Did you know that the average American consumes 140 pounds of sugar each year?
Do you think you could cut your sweets back to 3 servings per week? For most people this may sound extremely difficult, especially if you're the typical American who loves to top off a good meal with a great dessert.
The problem is that those desserts often contain lots of refined sugars and flours, which have little to no nutritional benefit. Also, most are high in fat and calories, making it more challenging to reach or maintain a healthy body weight.
For this intention, you are going to try to limit your dessert consumption.
Do you think you can put that bossy “sweet tooth” in its place?
Let’s face it, everyone knows that a large bowl of ice cream every night will make you fat and ill, and yet they still surrender. The doughnuts, sitting around in the breakroom...they don’t even make it until noon. Sugar wins again. But why? Is it because we are weak and lack will power? Or is it something else?
Recently, a study published by the American Journal of Clinical Nutrition, suggested that high sugar, higher glycemic foods can be addictive. The study showed that sugary foods and foods that raise blood sugar (such as white flour, white potatoes and refined starch), trigger a special region in the brain called the nucleus accumbens. This area of the brain is known to be the ‘epicenter’ for conventional addiction, such as gambling or drug abuse.
It appears that these foods that cause a spike in blood sugar (and insulin) are biologically addictive, not to mention the fact that they also increase hunger and cravings for hours afterwards.
So what’s the next step...check in to rehab? Go cold-turkey?
Close, but not so extreme.
In order to beat this addiction, you have to get the control back.
Start to ditch your cravings for sugar by limiting those sweet selections and focus on getting your blood sugar back in balance.
Another strategy is to “distract” your taste buds. If you are craving sweet, try to go for sour or bitter instead. Consider water with lemon and few drops of stevia, add bitters, or try something spicy. Bitter foods include kale, dark chocolate, nettles, dandelion, parsley, barley, basil and jicama.
To keep your blood sugar stable:

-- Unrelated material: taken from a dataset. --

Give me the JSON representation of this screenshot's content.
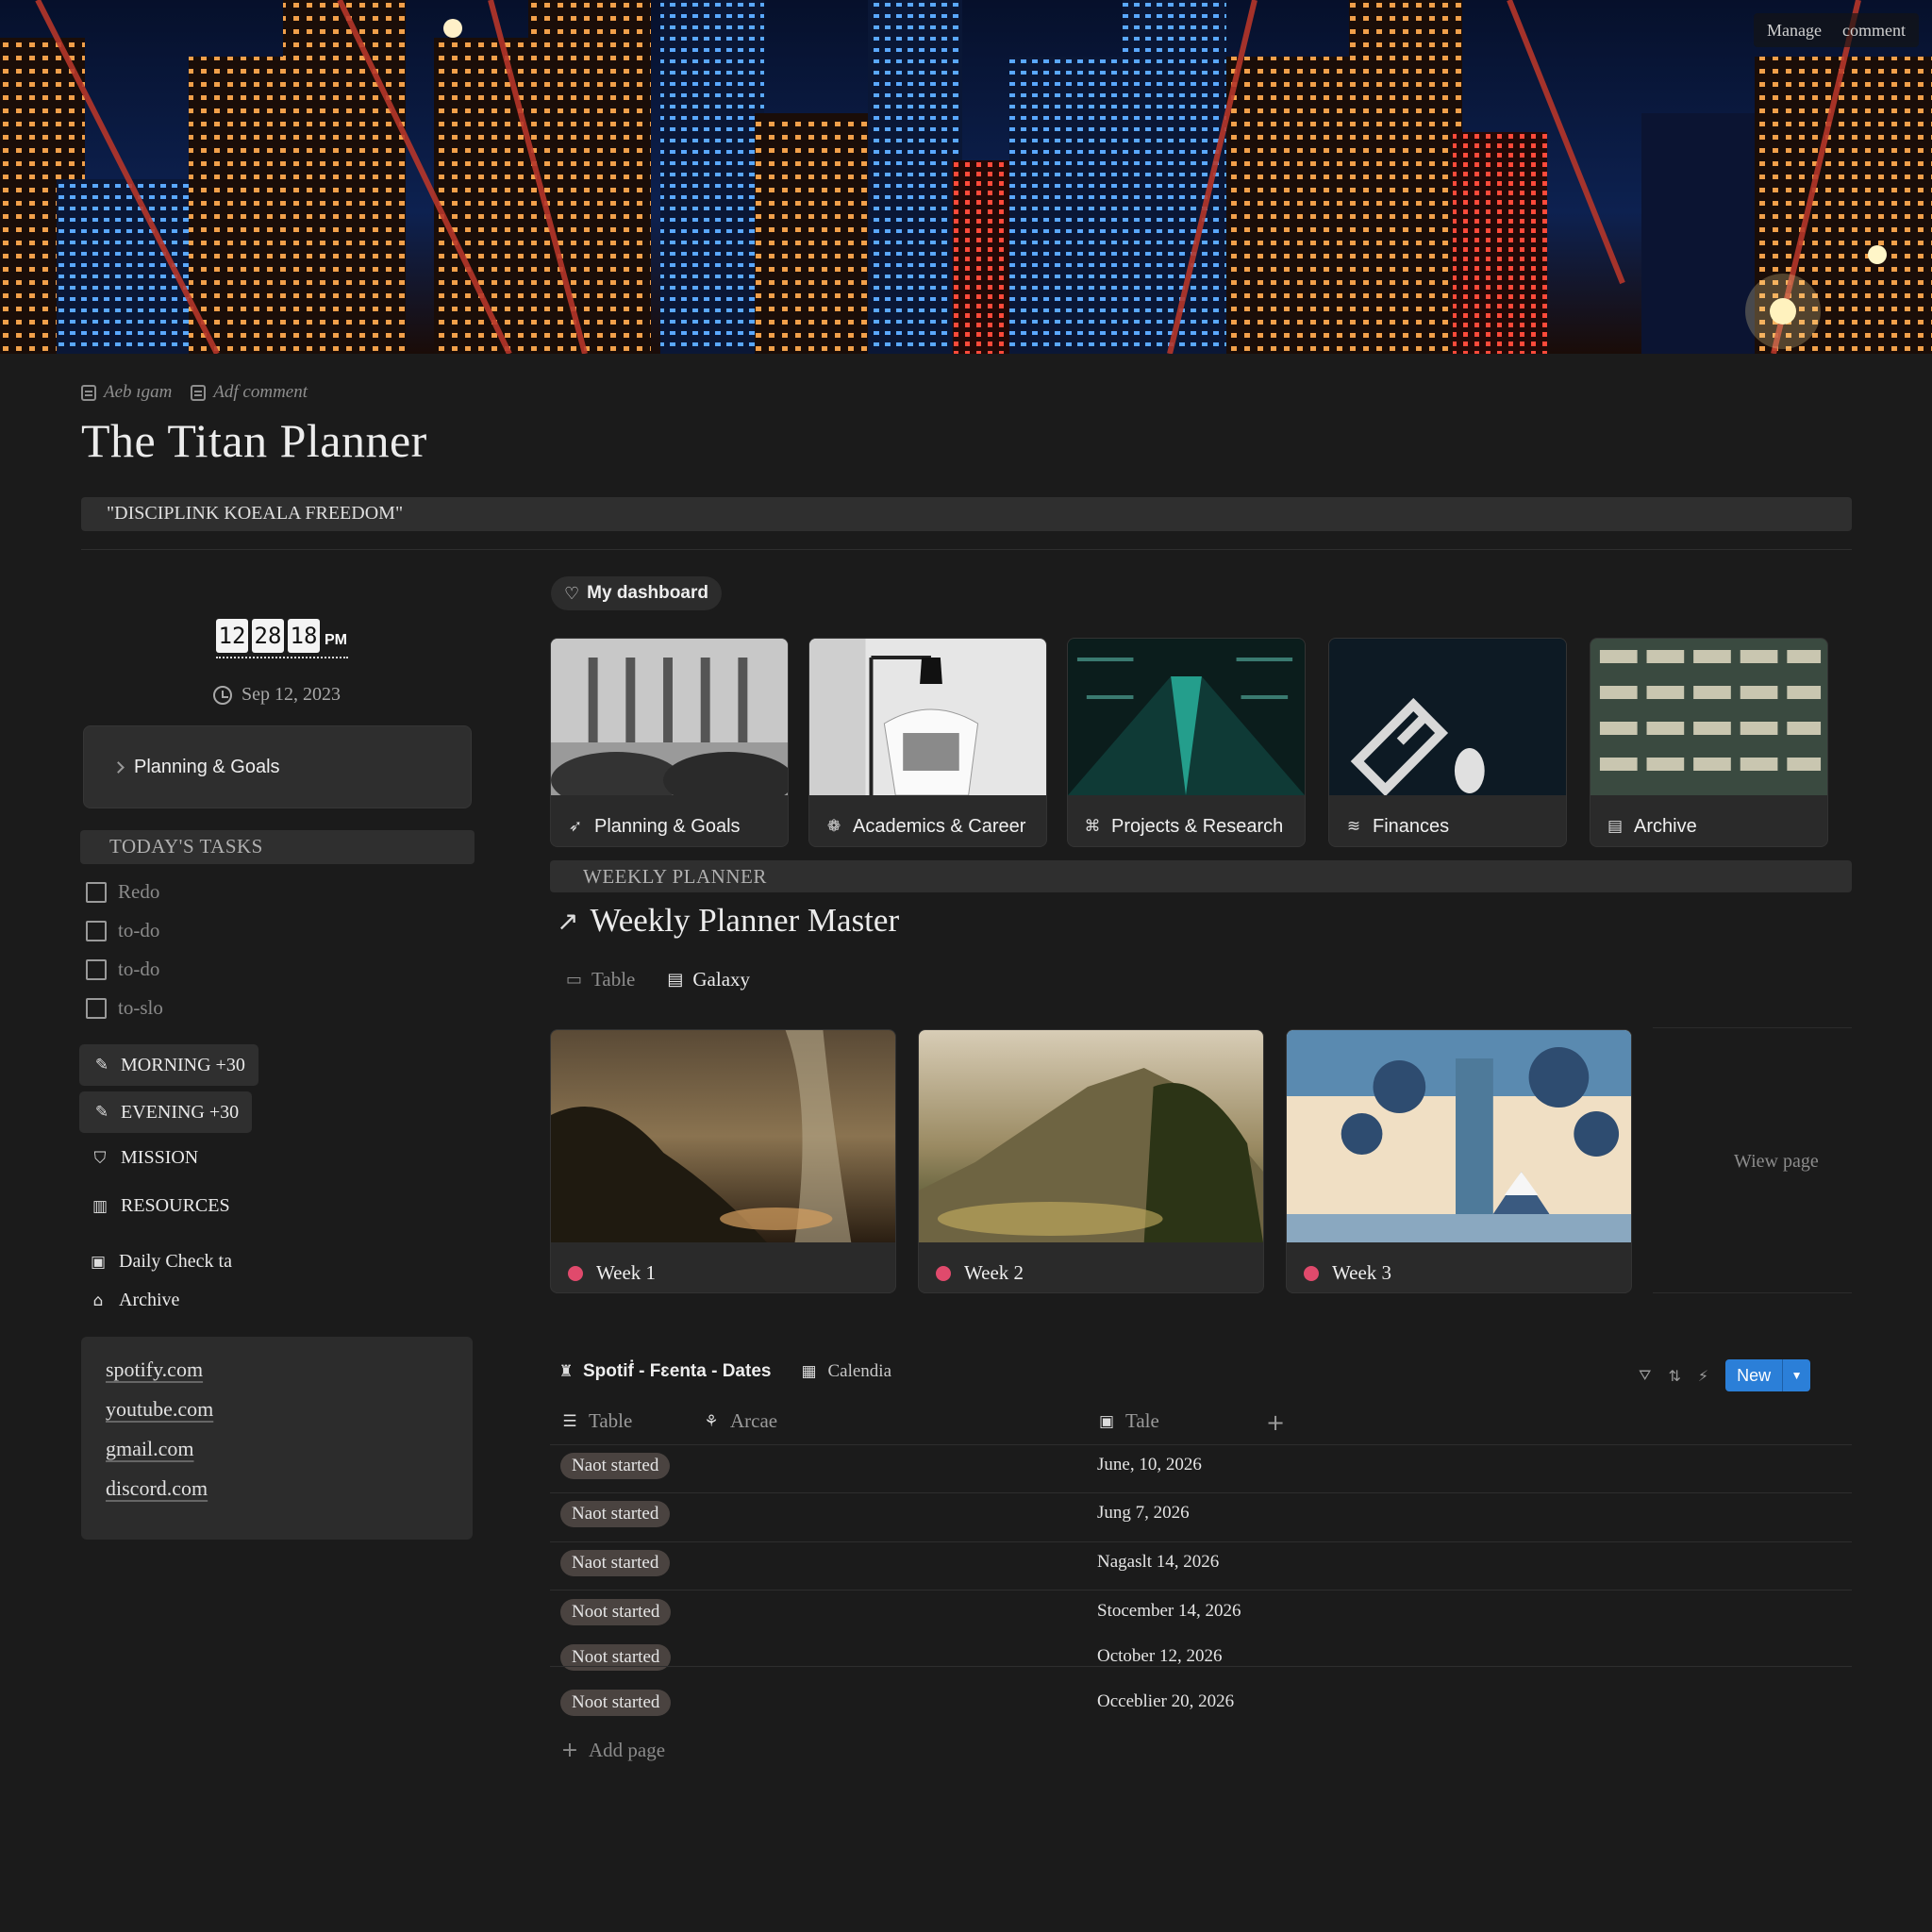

- Eat a nutritious breakfast
- Have smaller meals throughout the day
- Have some protein with each snack or meal (lean animal protein, nuts, seeds, beans).
- Avoid eating 3 hours before bedtime